+++ Dataset content +++

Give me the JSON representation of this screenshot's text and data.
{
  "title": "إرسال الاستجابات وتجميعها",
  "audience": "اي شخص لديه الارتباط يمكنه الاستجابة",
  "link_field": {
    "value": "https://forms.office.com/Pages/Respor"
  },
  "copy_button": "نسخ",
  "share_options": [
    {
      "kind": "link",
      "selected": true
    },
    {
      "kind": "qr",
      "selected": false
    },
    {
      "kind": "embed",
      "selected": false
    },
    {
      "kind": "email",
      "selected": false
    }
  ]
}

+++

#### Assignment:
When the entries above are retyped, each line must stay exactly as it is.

#### Finished exercise:
Give me the JSON representation of this screenshot's text and data.
{
  "title": "إرسال الاستجابات وتجميعها",
  "audience": "اي شخص لديه الارتباط يمكنه الاستجابة",
  "link_field": {
    "value": "https://forms.office.com/Pages/Respor"
  },
  "copy_button": "نسخ",
  "share_options": [
    {
      "kind": "link",
      "selected": true
    },
    {
      "kind": "qr",
      "selected": false
    },
    {
      "kind": "embed",
      "selected": false
    },
    {
      "kind": "email",
      "selected": false
    }
  ]
}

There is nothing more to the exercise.